Former governor of Lagos State and national leader of Action Congress of Nigeria (ACN), Asiwaju Bola Ahmed Tinubu, last week called for the scrapping of the upper legislative chamber, the Senate, on the grounds that the lower arm, the House of Representatives, is in a better position to actualize the aspirations and expectations of the people.
He hinged this position on the need to reduce the high cost of governance in the country, and the proximity of Representatives to the people, compared with the Senate. Most countries practise the bicameral system of government because of its numerous advantages over the unicameral version. Nigeria, too, has over the years adopted the bicameral legislative format, its bloated cost, which is at the root of Tinubu’s Senate abolition proposal, notwithstanding.
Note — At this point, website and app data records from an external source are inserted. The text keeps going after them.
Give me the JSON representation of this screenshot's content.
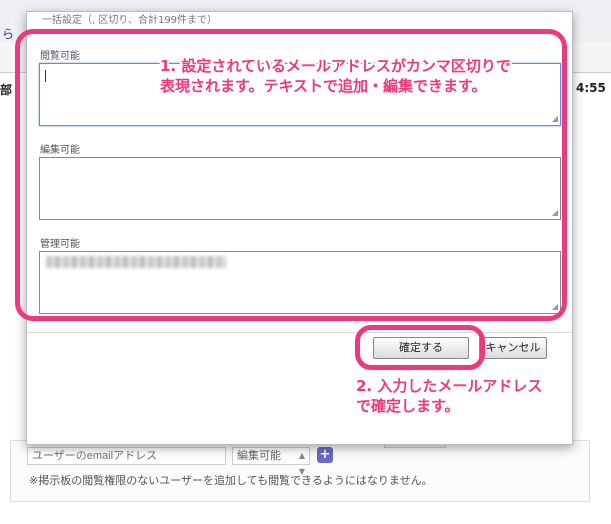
{
  "background": {
    "edge_text_left_top": "ら",
    "edge_text_left_mid": "部",
    "edge_text_right": "4:55",
    "email_input_placeholder": "ユーザーのemailアドレス",
    "permission_select_value": "編集可能",
    "plus_label": "+",
    "note": "※掲示板の閲覧権限のないユーザーを追加しても閲覧できるようにはなりません。"
  },
  "dialog": {
    "header_text": "一括設定（, 区切り、合計199件まで）",
    "sections": [
      {
        "label": "閲覧可能",
        "value": ""
      },
      {
        "label": "編集可能",
        "value": ""
      },
      {
        "label": "管理可能",
        "value": ""
      }
    ],
    "confirm_label": "確定する",
    "cancel_label": "キャンセル"
  },
  "annotations": {
    "callout_1_line1": "1. 設定されているメールアドレスがカンマ区切りで",
    "callout_1_line2": "表現されます。テキストで追加・編集できます。",
    "callout_2_line1": "2. 入力したメールアドレス",
    "callout_2_line2": "で確定します。",
    "highlight_color": "#ee3a7d"
  }
}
The fact remains that the Senate has exclusive legislative responsibilities prescribed by the country’s constitution such as the clearance of ministerial nominees and other federal appointees, among others too numerous to be listed here. In the execution of Senate’s hallowed duties, the unwieldy House of Representatives serves as a check on it and equally engenders balance in the process. This, however, does not mean that the lower chamber is weaned of its youthful exuberance, boisterousness and occasional rascality. It is a question of reciprocal moderation.
The maturity, experience and candour of Senators cannot be dismissed with a wave of the hand. From time to time, the debate over the relevance of two-chamber parliaments comes up not just in Nigeria but in other countries. At the end of the day, the status quo remains largely because the merits of bicameralism far outweigh unicameral parliament. Were it otherwise, most nations would have long dumped the method. Since the evolution of democracy, there have been no superior perspectives on the imperativeness of abolishing the upper legislative assembly.
Some critics had even gone ahead to argue that the equality of state representation in the Senate is lopsided, unrealistic and unfair to the essence of democracy. Whether a bicameral or unicameral legislature, what matters ultimately is good lawmaking at a rational cost. Nobody can sweep under the carpet the fact that the cost of governance in Nigeria, unlike other democracies, is outrageously high. What needs to be done is not advocacy for the dissolution of the Senate.
At the level of the National Assembly, the huge allowances and other parliamentary perquisites can be drastically reduced to a responsible size. But, beyond this, there is a much more critical need for the holistic review of the cost of bureaucracy. As it stands today, most of the country’s resources are used to maintain all sorts of governmental establishments that are duplicitously irrelevant and do not add any value to our developmental strides.
It is apposite to recall that recently, the Federal Government-empanelled Steve Oronsaye Committee strongly recommended scrapping of some agencies, parastatals and corporations if the country is to achieve the millennial development goals. There are too many official outfits carrying out almost the same functions. This line of gross wastage should be blocked. We are even surprised that the committee’s report is yet to be implemented.
This is hoping that it will not go the way of past innumerable enquiries. The executive arm of government has the onus to show the way by comprehensively bringing down its running cost and shedding the weight of its ministries, departments and agencies (MDAs). Some of the MDAs should be discarded. We call on President Goodluck Jonathan, as part of his government’s transformation agenda that should eventually outlive this regime, to immediately initiate moves aimed at addressing the gargantuan cost of governance. If this is done, other arms of leadership will naturally fall into place.
Instead of abolishing the Senate, let there be an overhaul of public institutions and review of administrative outlays in all sectors of governance. The earlier this is done the better for the country. Now that the constitution is being reviewed, it is the most appropriate time to close all identified fiscal drainages.